Problem description: For the word "active", work out how many lines in the records below contain it and state that count alone.

Stored data:
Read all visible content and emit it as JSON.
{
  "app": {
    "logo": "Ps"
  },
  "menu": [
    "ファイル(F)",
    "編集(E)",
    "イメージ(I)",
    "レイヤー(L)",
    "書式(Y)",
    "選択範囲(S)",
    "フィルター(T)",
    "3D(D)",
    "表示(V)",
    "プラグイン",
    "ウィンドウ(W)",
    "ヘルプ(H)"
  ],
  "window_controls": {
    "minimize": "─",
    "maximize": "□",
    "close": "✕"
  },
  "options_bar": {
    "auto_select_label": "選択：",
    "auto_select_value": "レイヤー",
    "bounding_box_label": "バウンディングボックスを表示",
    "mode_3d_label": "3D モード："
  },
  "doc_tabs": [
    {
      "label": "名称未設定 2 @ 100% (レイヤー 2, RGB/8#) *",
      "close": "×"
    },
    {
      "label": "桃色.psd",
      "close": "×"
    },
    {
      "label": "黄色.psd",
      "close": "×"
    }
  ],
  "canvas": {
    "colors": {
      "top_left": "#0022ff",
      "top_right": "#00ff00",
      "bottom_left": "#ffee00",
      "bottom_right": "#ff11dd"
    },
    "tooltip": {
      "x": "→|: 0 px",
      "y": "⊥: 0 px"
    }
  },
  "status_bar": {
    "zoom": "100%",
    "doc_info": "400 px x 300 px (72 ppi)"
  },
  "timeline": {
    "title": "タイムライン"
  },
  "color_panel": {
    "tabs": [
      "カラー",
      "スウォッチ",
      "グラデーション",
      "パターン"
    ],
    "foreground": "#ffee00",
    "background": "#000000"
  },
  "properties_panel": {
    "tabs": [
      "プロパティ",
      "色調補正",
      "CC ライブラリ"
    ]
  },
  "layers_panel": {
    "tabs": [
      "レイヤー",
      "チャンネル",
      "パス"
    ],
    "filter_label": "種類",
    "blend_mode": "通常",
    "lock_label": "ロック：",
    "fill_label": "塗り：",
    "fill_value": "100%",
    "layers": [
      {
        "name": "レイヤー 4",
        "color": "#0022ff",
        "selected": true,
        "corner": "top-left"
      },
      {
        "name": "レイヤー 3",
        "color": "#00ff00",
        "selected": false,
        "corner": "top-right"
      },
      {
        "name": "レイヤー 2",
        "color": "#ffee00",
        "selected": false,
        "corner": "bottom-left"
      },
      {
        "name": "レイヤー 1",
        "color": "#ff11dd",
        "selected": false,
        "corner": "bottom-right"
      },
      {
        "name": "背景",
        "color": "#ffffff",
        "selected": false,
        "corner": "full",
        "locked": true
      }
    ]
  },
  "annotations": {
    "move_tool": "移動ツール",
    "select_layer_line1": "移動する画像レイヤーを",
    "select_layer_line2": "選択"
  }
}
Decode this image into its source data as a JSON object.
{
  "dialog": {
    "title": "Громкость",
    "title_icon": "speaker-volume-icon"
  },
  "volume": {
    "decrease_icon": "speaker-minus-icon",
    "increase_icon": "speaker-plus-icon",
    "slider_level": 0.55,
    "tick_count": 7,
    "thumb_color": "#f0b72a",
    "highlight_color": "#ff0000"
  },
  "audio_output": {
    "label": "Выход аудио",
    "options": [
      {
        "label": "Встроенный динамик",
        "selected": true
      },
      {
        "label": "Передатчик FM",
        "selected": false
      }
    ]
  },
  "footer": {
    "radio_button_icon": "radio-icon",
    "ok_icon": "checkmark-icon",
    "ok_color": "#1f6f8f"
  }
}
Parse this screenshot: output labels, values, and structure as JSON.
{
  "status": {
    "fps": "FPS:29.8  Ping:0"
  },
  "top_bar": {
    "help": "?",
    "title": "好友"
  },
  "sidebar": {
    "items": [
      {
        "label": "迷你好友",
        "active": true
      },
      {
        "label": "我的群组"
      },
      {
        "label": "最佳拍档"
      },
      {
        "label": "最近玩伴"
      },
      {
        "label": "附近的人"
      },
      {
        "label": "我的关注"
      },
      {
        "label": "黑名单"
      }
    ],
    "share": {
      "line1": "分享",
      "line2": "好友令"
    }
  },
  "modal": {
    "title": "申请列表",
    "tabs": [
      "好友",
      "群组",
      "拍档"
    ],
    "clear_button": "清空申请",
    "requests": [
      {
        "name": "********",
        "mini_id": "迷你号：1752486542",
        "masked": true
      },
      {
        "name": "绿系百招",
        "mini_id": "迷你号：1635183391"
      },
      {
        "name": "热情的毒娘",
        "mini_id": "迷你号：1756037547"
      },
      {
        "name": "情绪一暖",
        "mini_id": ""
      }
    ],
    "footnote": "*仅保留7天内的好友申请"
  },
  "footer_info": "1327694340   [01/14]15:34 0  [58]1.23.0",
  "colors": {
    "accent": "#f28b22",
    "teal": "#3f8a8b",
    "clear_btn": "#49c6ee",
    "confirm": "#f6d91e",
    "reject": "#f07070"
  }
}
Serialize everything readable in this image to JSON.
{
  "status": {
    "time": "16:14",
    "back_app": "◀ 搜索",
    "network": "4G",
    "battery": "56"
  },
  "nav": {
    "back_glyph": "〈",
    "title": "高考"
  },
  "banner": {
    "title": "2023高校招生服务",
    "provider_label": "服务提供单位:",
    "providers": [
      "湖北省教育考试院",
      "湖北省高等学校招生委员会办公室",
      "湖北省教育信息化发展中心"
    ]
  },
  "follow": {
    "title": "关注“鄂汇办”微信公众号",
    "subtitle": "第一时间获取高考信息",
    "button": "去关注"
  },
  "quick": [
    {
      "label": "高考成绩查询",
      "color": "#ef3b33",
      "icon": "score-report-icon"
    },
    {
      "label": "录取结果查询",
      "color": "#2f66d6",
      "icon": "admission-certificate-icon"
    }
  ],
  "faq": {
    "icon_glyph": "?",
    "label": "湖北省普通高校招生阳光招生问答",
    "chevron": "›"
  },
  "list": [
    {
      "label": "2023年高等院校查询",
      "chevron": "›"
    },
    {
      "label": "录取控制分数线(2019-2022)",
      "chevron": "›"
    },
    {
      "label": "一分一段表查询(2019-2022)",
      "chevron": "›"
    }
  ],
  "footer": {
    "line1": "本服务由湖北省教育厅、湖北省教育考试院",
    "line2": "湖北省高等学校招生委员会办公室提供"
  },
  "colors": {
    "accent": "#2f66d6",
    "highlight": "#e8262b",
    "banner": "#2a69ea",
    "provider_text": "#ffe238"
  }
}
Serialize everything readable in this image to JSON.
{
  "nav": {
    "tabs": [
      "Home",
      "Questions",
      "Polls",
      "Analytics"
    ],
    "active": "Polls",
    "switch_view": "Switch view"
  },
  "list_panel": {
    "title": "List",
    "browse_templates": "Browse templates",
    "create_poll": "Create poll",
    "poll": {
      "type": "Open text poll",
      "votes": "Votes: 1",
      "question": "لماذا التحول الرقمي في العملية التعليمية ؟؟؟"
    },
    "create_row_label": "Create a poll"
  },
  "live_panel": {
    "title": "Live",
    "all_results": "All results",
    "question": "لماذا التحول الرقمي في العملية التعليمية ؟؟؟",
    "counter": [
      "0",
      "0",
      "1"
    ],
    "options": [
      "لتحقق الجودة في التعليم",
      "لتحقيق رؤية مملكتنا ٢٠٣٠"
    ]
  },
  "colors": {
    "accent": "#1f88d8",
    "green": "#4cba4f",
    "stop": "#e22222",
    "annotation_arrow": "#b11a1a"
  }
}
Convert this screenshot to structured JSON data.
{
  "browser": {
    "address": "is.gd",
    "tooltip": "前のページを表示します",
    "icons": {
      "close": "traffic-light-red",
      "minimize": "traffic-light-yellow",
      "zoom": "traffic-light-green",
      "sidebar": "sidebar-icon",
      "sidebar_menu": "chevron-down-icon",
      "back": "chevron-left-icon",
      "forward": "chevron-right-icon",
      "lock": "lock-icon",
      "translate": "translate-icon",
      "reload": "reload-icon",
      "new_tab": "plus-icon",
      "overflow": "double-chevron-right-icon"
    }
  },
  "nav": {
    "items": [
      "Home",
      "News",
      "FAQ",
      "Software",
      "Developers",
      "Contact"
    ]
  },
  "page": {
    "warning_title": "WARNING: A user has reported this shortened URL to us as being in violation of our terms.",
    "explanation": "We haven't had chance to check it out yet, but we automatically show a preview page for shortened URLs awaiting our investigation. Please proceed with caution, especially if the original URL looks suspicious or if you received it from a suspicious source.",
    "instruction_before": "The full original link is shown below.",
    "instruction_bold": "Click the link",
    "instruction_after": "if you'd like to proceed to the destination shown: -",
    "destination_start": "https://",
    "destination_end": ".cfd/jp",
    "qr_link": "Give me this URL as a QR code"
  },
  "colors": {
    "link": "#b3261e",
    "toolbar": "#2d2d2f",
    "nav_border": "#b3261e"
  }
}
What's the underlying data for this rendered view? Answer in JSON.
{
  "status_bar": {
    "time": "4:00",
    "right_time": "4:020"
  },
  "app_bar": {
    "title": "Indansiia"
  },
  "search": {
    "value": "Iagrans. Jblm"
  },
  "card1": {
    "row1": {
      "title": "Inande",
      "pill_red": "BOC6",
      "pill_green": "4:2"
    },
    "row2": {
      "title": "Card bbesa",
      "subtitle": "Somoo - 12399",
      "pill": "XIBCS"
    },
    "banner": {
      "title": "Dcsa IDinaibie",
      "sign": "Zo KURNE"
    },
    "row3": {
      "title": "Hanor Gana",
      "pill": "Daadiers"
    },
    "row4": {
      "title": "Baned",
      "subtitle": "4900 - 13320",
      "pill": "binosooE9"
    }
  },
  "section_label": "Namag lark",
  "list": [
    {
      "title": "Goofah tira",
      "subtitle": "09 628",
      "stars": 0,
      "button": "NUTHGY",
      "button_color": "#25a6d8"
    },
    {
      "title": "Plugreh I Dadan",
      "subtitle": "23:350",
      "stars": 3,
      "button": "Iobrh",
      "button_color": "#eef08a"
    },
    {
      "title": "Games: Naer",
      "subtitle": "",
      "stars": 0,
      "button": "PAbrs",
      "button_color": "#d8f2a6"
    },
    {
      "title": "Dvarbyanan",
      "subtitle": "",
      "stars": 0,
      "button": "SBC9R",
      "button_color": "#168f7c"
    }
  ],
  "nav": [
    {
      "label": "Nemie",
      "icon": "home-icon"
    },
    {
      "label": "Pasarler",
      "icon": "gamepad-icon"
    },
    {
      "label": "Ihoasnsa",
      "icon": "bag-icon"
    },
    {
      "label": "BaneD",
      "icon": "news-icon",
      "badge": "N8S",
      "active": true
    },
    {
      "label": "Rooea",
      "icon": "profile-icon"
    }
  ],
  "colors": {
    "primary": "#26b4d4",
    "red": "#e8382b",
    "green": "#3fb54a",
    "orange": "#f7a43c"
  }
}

Task result: 3